The results, given in “copies/mL”, can be viewed on the instrument touchscreen. For each answer calculated, a data quality assessment is made. Data considered to be of marginal or failing quality are then appropriately flagged for further review on the cloud-based QuantStudio® 3D AnalysisSuite™ Software.
While dPCR enables increased sensitivity and specificity of target detection thanks to the partitioning of samples in to individual reactions, thus reducing competition of background DNA, you can always enhance these factors further, i.e. - Increasing the volume sampled will increase the sensitivity, and increasing the number of chip replicates for a given sample increases the statistical significance of your answer. On the cloud-based software, data from multiple chips for a given sample can be combined.
The dPCR set-up takes just a few minutes and avoids some of the common problems associated with droplet PCR. The chip-based dPCR workflow is more streamlined with a lower amount of pipetting steps. It is also more secure in that you’re working with a sealed system once the chip is closed. In comparison, current droplet-based methods require multiple pipetting and transfer steps. This exposes the reaction mixture which may lead to cross-contamination of samples and/or contamination of your lab with rogue amplicons. The partitioning approach also avoids problems of amorphous droplets that are prone to coalescence and shearing.
dPCR also offers a lower cost-per-sample on a low sample throughput level.
It is also worth noting that the system is highly tolerant to inhibitors that may be present in a sample. As the target molecules are partitioned across the chip, so too are the inhibitors. Some partitions will have received inhibitors while others will not, meaning their impact on the reactions is reduced.
Applications for dPCR include rare cancer mutation quantification, copy number variation (CNV) analysis, pathogen detection and load determination, absolute quantification of standards, library quantification for next-generation sequencing, characterization of low-fold changes in mRNA and miRNA expression, GMO detection and contamination assessment.
To note, Custom TaqMan® SNP Genotyping Assays used to quantify the most common cancer-related mutations (e.g. - EGFR, BRAF, KRAS, PIK3CA, JAK2) are included in the QuantStudio® 3D rare mutation analysis solution.
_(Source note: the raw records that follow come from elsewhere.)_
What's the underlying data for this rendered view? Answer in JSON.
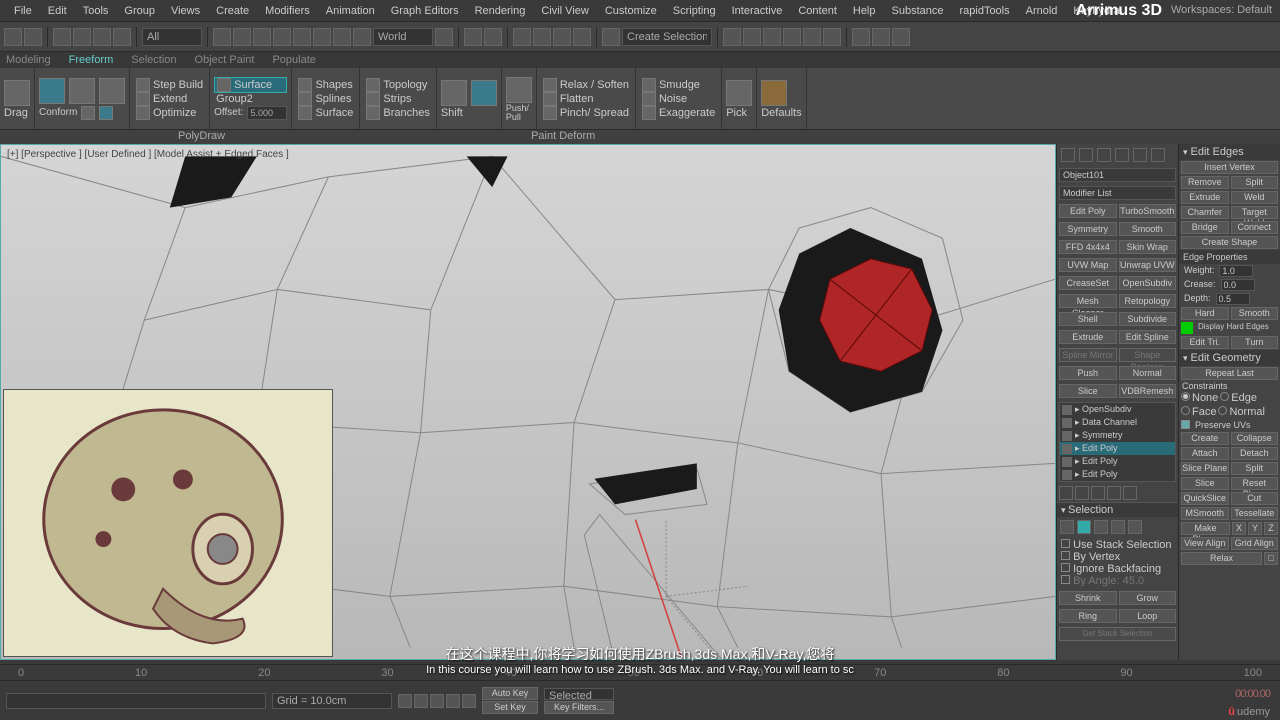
{
  "menu": [
    "File",
    "Edit",
    "Tools",
    "Group",
    "Views",
    "Create",
    "Modifiers",
    "Animation",
    "Graph Editors",
    "Rendering",
    "Civil View",
    "Customize",
    "Scripting",
    "Interactive",
    "Content",
    "Help",
    "Substance",
    "rapidTools",
    "Arnold",
    "Keyhydra"
  ],
  "brand": "Arrimus 3D",
  "workspace": {
    "label": "Workspaces:",
    "value": "Default"
  },
  "toolbar_sel": "All",
  "coord_sys": "World",
  "sel_set": "Create Selection Se",
  "ribbon_tabs": [
    "Modeling",
    "Freeform",
    "Selection",
    "Object Paint",
    "Populate"
  ],
  "ribbon": {
    "drag": "Drag",
    "conform": "Conform",
    "step_build": "Step Build",
    "extend": "Extend",
    "optimize": "Optimize",
    "surface": "Surface",
    "group2": "Group2",
    "offset_lbl": "Offset:",
    "offset_val": "5.000",
    "shapes": "Shapes",
    "splines": "Splines",
    "surface2": "Surface",
    "topology": "Topology",
    "strips": "Strips",
    "branches": "Branches",
    "shift": "Shift",
    "push_pull": "Push/\nPull",
    "relax": "Relax / Soften",
    "flatten": "Flatten",
    "pinch": "Pinch/ Spread",
    "smudge": "Smudge",
    "noise": "Noise",
    "exaggerate": "Exaggerate",
    "pick": "Pick",
    "defaults": "Defaults",
    "footer1": "PolyDraw",
    "footer2": "Paint Deform"
  },
  "vp_label": "[+] [Perspective ] [User Defined ] [Model Assist + Edged Faces ]",
  "cmd_panel": {
    "obj_name": "Object101",
    "mod_list_lbl": "Modifier List",
    "buttons": [
      [
        "Edit Poly",
        "TurboSmooth"
      ],
      [
        "Symmetry",
        "Smooth"
      ],
      [
        "FFD 4x4x4",
        "Skin Wrap"
      ],
      [
        "UVW Map",
        "Unwrap UVW"
      ],
      [
        "CreaseSet",
        "OpenSubdiv"
      ],
      [
        "Mesh Cleaner",
        "Retopology"
      ],
      [
        "Shell",
        "Subdivide"
      ],
      [
        "Extrude",
        "Edit Spline"
      ],
      [
        "Spline Mirror",
        "Shape Boolean"
      ],
      [
        "Push",
        "Normal"
      ],
      [
        "Slice",
        "VDBRemesh"
      ]
    ],
    "stack": [
      "OpenSubdiv",
      "Data Channel",
      "Symmetry",
      "Edit Poly",
      "Edit Poly",
      "Edit Poly"
    ],
    "selection": "Selection",
    "stack_sel": "Use Stack Selection",
    "by_vertex": "By Vertex",
    "ignore_bf": "Ignore Backfacing",
    "by_angle": "By Angle: 45.0",
    "shrink": "Shrink",
    "grow": "Grow",
    "ring": "Ring",
    "loop": "Loop",
    "get_stack": "Get Stack Selection"
  },
  "edit_edges": {
    "title": "Edit Edges",
    "insert_v": "Insert Vertex",
    "rows": [
      [
        "Remove",
        "Split"
      ],
      [
        "Extrude",
        "Weld"
      ],
      [
        "Chamfer",
        "Target Weld"
      ],
      [
        "Bridge",
        "Connect"
      ]
    ],
    "create_shape": "Create Shape",
    "edge_props": "Edge Properties",
    "weight": "Weight:",
    "weight_v": "1.0",
    "crease": "Crease:",
    "crease_v": "0.0",
    "depth": "Depth:",
    "depth_v": "0.5",
    "hard": "Hard",
    "smooth": "Smooth",
    "display_hard": "Display Hard Edges",
    "edit_tri": "Edit Tri.",
    "turn": "Turn",
    "edit_geom": "Edit Geometry",
    "repeat": "Repeat Last",
    "constraints": "Constraints",
    "none": "None",
    "edge": "Edge",
    "face": "Face",
    "normal": "Normal",
    "preserve": "Preserve UVs",
    "create": "Create",
    "collapse": "Collapse",
    "attach": "Attach",
    "detach": "Detach",
    "slice_plane": "Slice Plane",
    "split": "Split",
    "slice": "Slice",
    "reset_plane": "Reset Plane",
    "quickslice": "QuickSlice",
    "cut": "Cut",
    "msmooth": "MSmooth",
    "tessellate": "Tessellate",
    "make_planar": "Make Planar",
    "x": "X",
    "y": "Y",
    "z": "Z",
    "view_align": "View Align",
    "grid_align": "Grid Align",
    "relax": "Relax"
  },
  "timeline_ticks": [
    "0",
    "10",
    "20",
    "30",
    "40",
    "50",
    "60",
    "70",
    "80",
    "90",
    "100"
  ],
  "status": {
    "grid": "Grid = 10.0cm",
    "auto_key": "Auto Key",
    "set_key": "Set Key",
    "selected": "Selected",
    "key_filters": "Key Filters..."
  },
  "timecode": "00:00.00",
  "subtitle_cn": "在这个课程中,你将学习如何使用ZBrush,3ds Max,和V-Ray,您将",
  "subtitle_en": "In this course you will learn how to use ZBrush. 3ds Max. and V-Ray. You will learn to sc",
  "udemy": "udemy"
}
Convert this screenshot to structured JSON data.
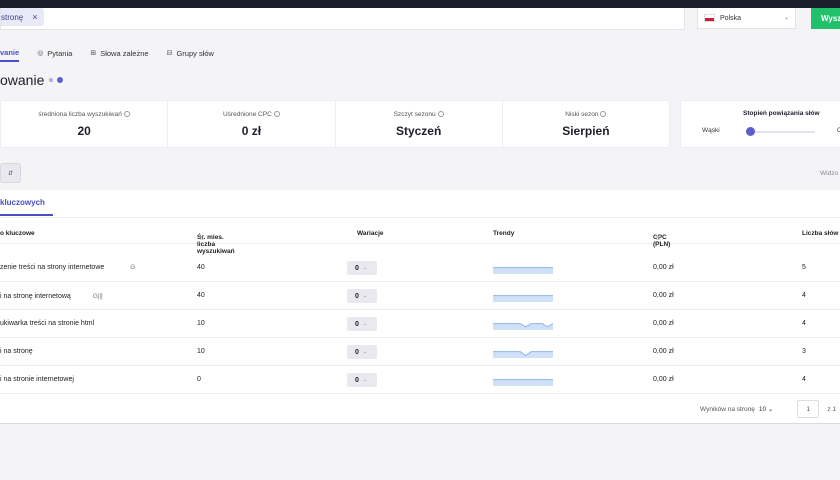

These assays were designed using the TaqMan® Assay design bioinformatics pipeline and then validated specifically for the QuantStudio® 3D Digital PCR System. Combining TaqMan® fluorogenic 5’ nuclease chemistry with digital PCR methodology, researchers are now able to detect and quantify rare mutants at a prevalence level as low as 0.1%.
The The QuantStudio® 3D Digital PCR System – a simple and robust operation with a sealed chip design, bringing high-performance quantification to your lab.
David O’Neill, PhD
Field Application Specialist